Search This Blog

Sunday, February 27, 2011

Vitamin D - should you add it to your diet?

Everyone seems to be obsessed with Vitamin D lately.. It's the new wonder vitamin that's touted to reduce breast, colon, and prostate cancer risk, help the immune system, promote bone health, and even help protect against diabetes and multiple sclerosis. Everyone seems to be taking it or at least wondering whether they should start. So I thought I'd put together a few facts to help you decide.

- Most natural vitamin D comes from the reaction of the sun on our skin. If you stay indoors a lot - i.e. car to desk job to car to house - and/or wear sunscreen when outdoors, then you are probably not getting much Vitamin D from the sun.

- Vitamin D is found naturally in very few foods. The main source is the flesh of fatty fish like cooked salmon, tuna, and mackeral as well as fish liver oils (i.e. cod liver oil). If you don't eat fish very often. them you're likely not getting much naturally from your diet.

- Some foods are fortified with Vitamin D - mainly milk. Some yogurt and margarine is also fortified. If you don't drink much milk, you're likely not getting much from your diet. One cup of milk has abut 100 IU Vitamin D.

*note: I checked my fridge and cupboards.. I have only two things that can contain Vit D: 1) Clif Builder's Bar - 1 bar has .00068 mg which seems like very little; 2) PC blue menu Celeb non hydrogenated, calorie reduced margarine. 2 tsp has 30% of recommended daily intake. I eat 2 tsp only once per week probably. So clearly, I'm not getting much from my diet.

- Certain groups of individuals are predisposed to deficiency and therefore more likely to need supplementation. These include: the elderly and people with dark colored skin (their skin doesn't make usable vit D from the sun as readily); obese (subcutaneous fat holds onto vit D and doesn't release it as readily into the circulation); people who have had gastric bypass and those that have fat malabsorption conditions; and breast fed babies (especially if mom has low vitamin D and baby isn't exposed to much sunlight).

- Tanning beds do supply UV radiation that triggers skin to make vitamin D.. but tanning beds also predispose to skin cancer so regular use is not recommended.

- Exposure to sunlight through glass will not result in vitamin D synthesis so sitting in a sunny office or driving all day won't boost Vitamin D.

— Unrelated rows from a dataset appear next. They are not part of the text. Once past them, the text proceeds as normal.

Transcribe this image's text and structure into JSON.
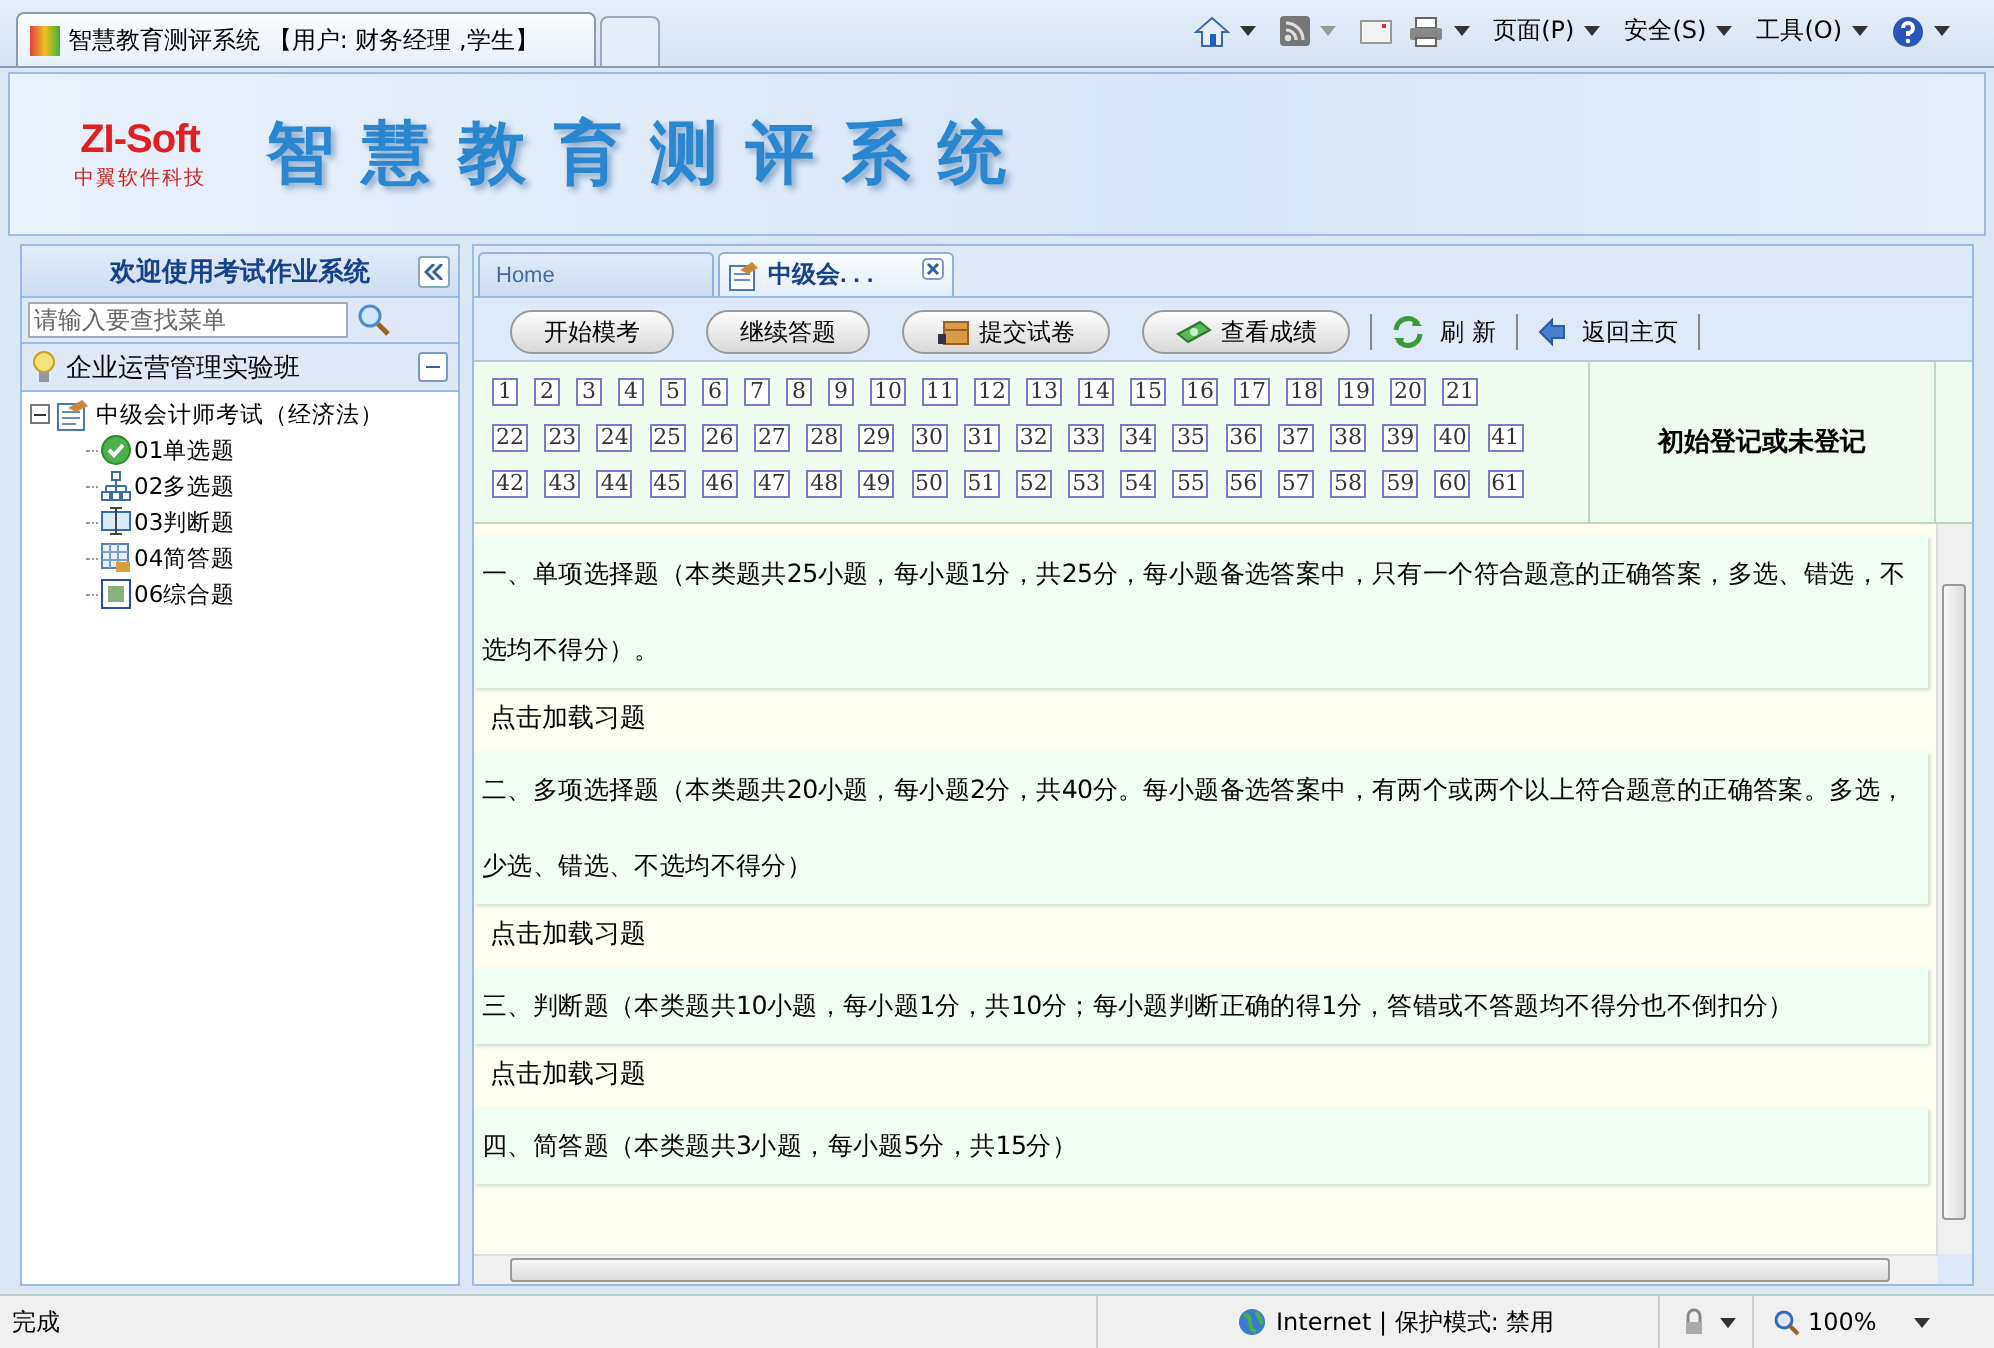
{
  "browser": {
    "tab_title": "智慧教育测评系统 【用户: 财务经理 ,学生】",
    "menus": [
      "页面(P)",
      "安全(S)",
      "工具(O)"
    ]
  },
  "banner": {
    "logo": "ZI-Soft",
    "logo_subtitle": "中翼软件科技",
    "title": "智慧教育测评系统"
  },
  "sidebar": {
    "title": "欢迎使用考试作业系统",
    "search": {
      "placeholder": "请输入要查找菜单"
    },
    "group": {
      "label": "企业运营管理实验班",
      "expanded": true
    },
    "tree": [
      {
        "label": "中级会计师考试（经济法）",
        "expanded": true,
        "children": [
          {
            "label": "01单选题",
            "kind": "check"
          },
          {
            "label": "02多选题",
            "kind": "hierarchy"
          },
          {
            "label": "03判断题",
            "kind": "monitor"
          },
          {
            "label": "04简答题",
            "kind": "table"
          },
          {
            "label": "06综合题",
            "kind": "picture"
          }
        ]
      }
    ]
  },
  "tabs": [
    {
      "label": "Home",
      "selected": false,
      "closable": false
    },
    {
      "label": "中级会. . .",
      "selected": true,
      "closable": true
    }
  ],
  "toolbar": [
    {
      "label": "开始模考",
      "kind": "pill"
    },
    {
      "label": "继续答题",
      "kind": "pill"
    },
    {
      "label": "提交试卷",
      "kind": "pill-box"
    },
    {
      "label": "查看成绩",
      "kind": "pill-money"
    },
    {
      "label": "刷 新",
      "kind": "refresh"
    },
    {
      "label": "返回主页",
      "kind": "back"
    }
  ],
  "question_rows": [
    [
      "1",
      "2",
      "3",
      "4",
      "5",
      "6",
      "7",
      "8",
      "9",
      "10",
      "11",
      "12",
      "13",
      "14",
      "15",
      "16",
      "17",
      "18",
      "19",
      "20",
      "21"
    ],
    [
      "22",
      "23",
      "24",
      "25",
      "26",
      "27",
      "28",
      "29",
      "30",
      "31",
      "32",
      "33",
      "34",
      "35",
      "36",
      "37",
      "38",
      "39",
      "40",
      "41"
    ],
    [
      "42",
      "43",
      "44",
      "45",
      "46",
      "47",
      "48",
      "49",
      "50",
      "51",
      "52",
      "53",
      "54",
      "55",
      "56",
      "57",
      "58",
      "59",
      "60",
      "61"
    ]
  ],
  "register_status": "初始登记或未登记",
  "sections": [
    {
      "heading": "一、单项选择题（本类题共25小题，每小题1分，共25分，每小题备选答案中，只有一个符合题意的正确答案，多选、错选，不选均不得分）。",
      "link": "点击加载习题"
    },
    {
      "heading": "二、多项选择题（本类题共20小题，每小题2分，共40分。每小题备选答案中，有两个或两个以上符合题意的正确答案。多选，少选、错选、不选均不得分）",
      "link": "点击加载习题"
    },
    {
      "heading": "三、判断题（本类题共10小题，每小题1分，共10分；每小题判断正确的得1分，答错或不答题均不得分也不倒扣分）",
      "link": "点击加载习题"
    },
    {
      "heading": "四、简答题（本类题共3小题，每小题5分，共15分）"
    }
  ],
  "status_bar": {
    "text": "完成",
    "zone": "Internet | 保护模式: 禁用",
    "zoom": "100%"
  }
}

If you have decided you are not getting enough Vit D and want to supplement, remember that too much of a good thing can be dangerous, so DON'T OVERDO IT. As I say in The Rebel Diet, "the dose makes the poison and the dose makes the cure." Unlike the water soluble vitamins B and C, vit D is fat soluble so we won't simply urinate out the extra - we'll store it in our fat and this can lead to overdose.Vitamin D toxicity is associated with weight loss (hey..not bad), but also heart disease, increased rates of cancer and increased falls and fractures in the elderly.

So how much supplementation is recommended? The RDI (recommended daily intake) for Vitamin D for adults is 400-800 IU/day. If you haven't been getting much sun and don't eat many food sources of Vit D, then you can get this through a supplement. If you feel you have a deficient level because of a lack of sunlight and food sources, then supplement with 1000 IU - 4000 IU (maximum) for a few weeks to get your levels up to snuff, but then aim for 1000 IU daily; this should do the trick and keep you in a good range. *Of note, prolonged sun exposure wil not lead to vitamin D toxicity because our skin regulates it and won't overproduce the vitamin D.

Here's the recommended UPPER LIMIT intake for Vitamin D so do not go above this:

Me personally, I take 1-2 vitamin D drops (1000 - 2000 IU) per day in the winter months (when I remember). And I only remember sometimes. And I get at least 10 minutes per day outside with walking to and from the subway (although only my face is exposed and my moisturizer is SPF 15). Sigh.. Too bad my almond milk isn't fortified..

If you are going to get your blood level tested, ask your doc to test 25 (OH) D and aim for a level between 50 - 75 nmol/L. Even though blood test reference ranges say that 25-75 nmol/L is insufficient and that 75-250 is sufficient, studies have shown that having blood levels consistently above 75 nmol/L has been associated with increases in all cause mortality, pancreatic cancer and cardiovascular events.

My recommendation - 1000-2000 IU daily when you're getting very little sun will keep you in a good, safe range (it's difficult to get blood levels above 75 nmol/L at this dose) wherein you'll reap the health benefits but avoid the health risks.